◆ What is expected:
Exact reproductions of all the entries, please, and no pictures.

:::

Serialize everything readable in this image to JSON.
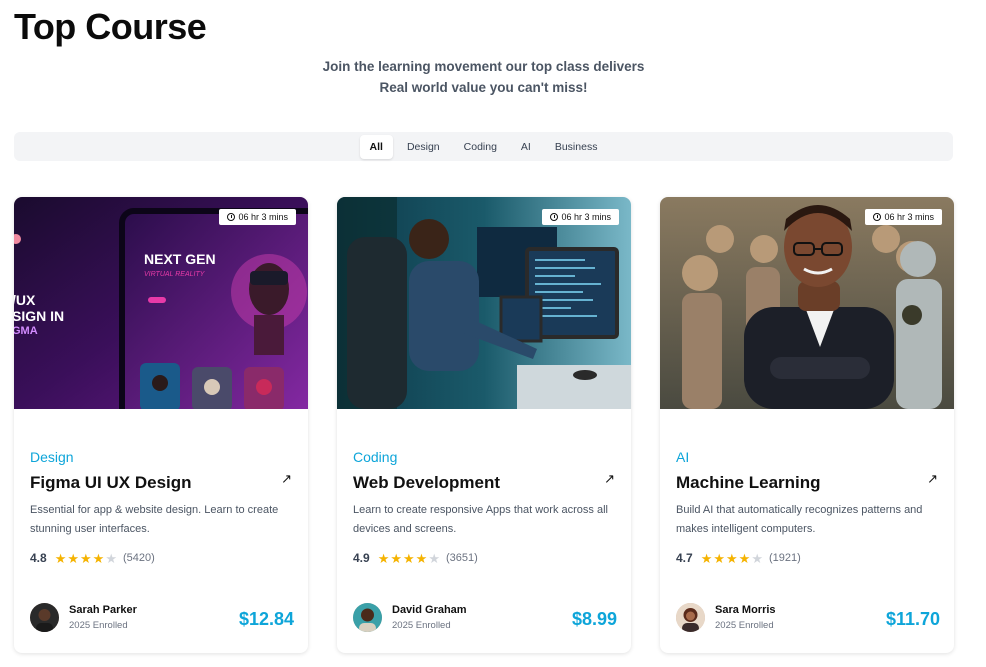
{
  "header": {
    "title": "Top Course",
    "subtitle_line1": "Join the learning movement our top class delivers",
    "subtitle_line2": "Real world value you can't miss!"
  },
  "filters": {
    "tabs": [
      {
        "label": "All",
        "active": true
      },
      {
        "label": "Design",
        "active": false
      },
      {
        "label": "Coding",
        "active": false
      },
      {
        "label": "AI",
        "active": false
      },
      {
        "label": "Business",
        "active": false
      }
    ]
  },
  "accent_color": "#0ea5d9",
  "star_color": "#f5b301",
  "courses": [
    {
      "duration": "06 hr 3 mins",
      "category": "Design",
      "title": "Figma UI UX Design",
      "description": "Essential for app & website design. Learn to create stunning user interfaces.",
      "rating": "4.8",
      "stars_filled": 4,
      "reviews": "(5420)",
      "author": "Sarah Parker",
      "enrolled": "2025 Enrolled",
      "price": "$12.84",
      "image_text_1": "NEXT GEN",
      "image_text_2": "VIRTUAL REALITY",
      "image_text_3": "/UX",
      "image_text_4": "SIGN IN",
      "image_text_5": "GMA"
    },
    {
      "duration": "06 hr 3 mins",
      "category": "Coding",
      "title": "Web Development",
      "description": "Learn to create responsive Apps that work across all devices and screens.",
      "rating": "4.9",
      "stars_filled": 4,
      "reviews": "(3651)",
      "author": "David Graham",
      "enrolled": "2025 Enrolled",
      "price": "$8.99"
    },
    {
      "duration": "06 hr 3 mins",
      "category": "AI",
      "title": "Machine Learning",
      "description": "Build AI that automatically recognizes patterns and makes intelligent computers.",
      "rating": "4.7",
      "stars_filled": 4,
      "reviews": "(1921)",
      "author": "Sara Morris",
      "enrolled": "2025 Enrolled",
      "price": "$11.70"
    }
  ]
}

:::

◆ Result for this task:
Serialize everything readable in this image to JSON.
{
  "header": {
    "title": "Top Course",
    "subtitle_line1": "Join the learning movement our top class delivers",
    "subtitle_line2": "Real world value you can't miss!"
  },
  "filters": {
    "tabs": [
      {
        "label": "All",
        "active": true
      },
      {
        "label": "Design",
        "active": false
      },
      {
        "label": "Coding",
        "active": false
      },
      {
        "label": "AI",
        "active": false
      },
      {
        "label": "Business",
        "active": false
      }
    ]
  },
  "accent_color": "#0ea5d9",
  "star_color": "#f5b301",
  "courses": [
    {
      "duration": "06 hr 3 mins",
      "category": "Design",
      "title": "Figma UI UX Design",
      "description": "Essential for app & website design. Learn to create stunning user interfaces.",
      "rating": "4.8",
      "stars_filled": 4,
      "reviews": "(5420)",
      "author": "Sarah Parker",
      "enrolled": "2025 Enrolled",
      "price": "$12.84",
      "image_text_1": "NEXT GEN",
      "image_text_2": "VIRTUAL REALITY",
      "image_text_3": "/UX",
      "image_text_4": "SIGN IN",
      "image_text_5": "GMA"
    },
    {
      "duration": "06 hr 3 mins",
      "category": "Coding",
      "title": "Web Development",
      "description": "Learn to create responsive Apps that work across all devices and screens.",
      "rating": "4.9",
      "stars_filled": 4,
      "reviews": "(3651)",
      "author": "David Graham",
      "enrolled": "2025 Enrolled",
      "price": "$8.99"
    },
    {
      "duration": "06 hr 3 mins",
      "category": "AI",
      "title": "Machine Learning",
      "description": "Build AI that automatically recognizes patterns and makes intelligent computers.",
      "rating": "4.7",
      "stars_filled": 4,
      "reviews": "(1921)",
      "author": "Sara Morris",
      "enrolled": "2025 Enrolled",
      "price": "$11.70"
    }
  ]
}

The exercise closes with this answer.